▶ What you will do
Across the listing below, count every line where the string "icon" appears, then give only the count.

_ _ _

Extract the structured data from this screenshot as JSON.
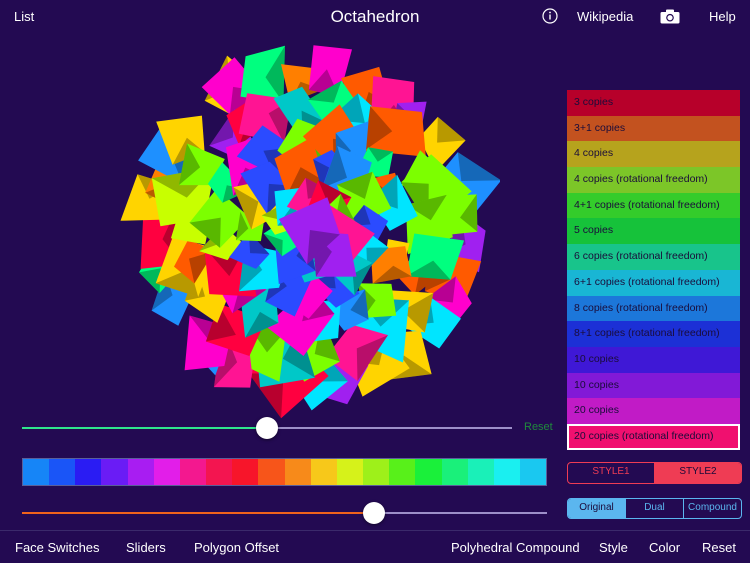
{
  "header": {
    "list_label": "List",
    "title": "Octahedron",
    "info_icon": "info-circle-icon",
    "wikipedia_label": "Wikipedia",
    "camera_icon": "camera-icon",
    "help_label": "Help"
  },
  "compound_list": {
    "items": [
      {
        "label": "3 copies",
        "color": "#b7002a"
      },
      {
        "label": "3+1 copies",
        "color": "#c3521f"
      },
      {
        "label": "4 copies",
        "color": "#b6a31d"
      },
      {
        "label": "4 copies (rotational freedom)",
        "color": "#7cc628"
      },
      {
        "label": "4+1 copies (rotational freedom)",
        "color": "#34cc2b"
      },
      {
        "label": "5 copies",
        "color": "#16c23a"
      },
      {
        "label": "6 copies (rotational freedom)",
        "color": "#18c48b"
      },
      {
        "label": "6+1 copies (rotational freedom)",
        "color": "#19b6d4"
      },
      {
        "label": "8 copies (rotational freedom)",
        "color": "#1c77da"
      },
      {
        "label": "8+1 copies (rotational freedom)",
        "color": "#1c30d6"
      },
      {
        "label": "10 copies",
        "color": "#3f18d6"
      },
      {
        "label": "10 copies",
        "color": "#8219d7"
      },
      {
        "label": "20 copies",
        "color": "#c11bc6"
      },
      {
        "label": "20 copies (rotational freedom)",
        "color": "#f0106f"
      }
    ],
    "selected_index": 13
  },
  "top_slider": {
    "value": 0.5,
    "left_color": "#2fe58c",
    "right_color": "#9d8fc9"
  },
  "reset_small_label": "Reset",
  "palette": [
    "#1685f7",
    "#1a55f7",
    "#2a1cf3",
    "#6a1cf5",
    "#a81df2",
    "#e21ee9",
    "#f3188f",
    "#f31550",
    "#f7152a",
    "#f7551a",
    "#f78a1a",
    "#f7c81a",
    "#d6f21a",
    "#9ef01a",
    "#58f01a",
    "#1af03a",
    "#1af07a",
    "#1af0b8",
    "#1aeff0",
    "#1ac8f0"
  ],
  "bottom_slider": {
    "value": 0.67,
    "left_color": "#f0641c",
    "right_color": "#9d8fc9"
  },
  "style_toggle": {
    "options": [
      "STYLE1",
      "STYLE2"
    ],
    "selected": "STYLE2",
    "accent": "#ef3c54"
  },
  "view_toggle": {
    "options": [
      "Original",
      "Dual",
      "Compound"
    ],
    "selected": "Original",
    "accent": "#5bb6ef"
  },
  "footer": {
    "face_switches": "Face Switches",
    "sliders": "Sliders",
    "polygon_offset": "Polygon Offset",
    "polyhedral_compound": "Polyhedral Compound",
    "style": "Style",
    "color": "Color",
    "reset": "Reset"
  }
}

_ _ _

▶ Answer for the task
2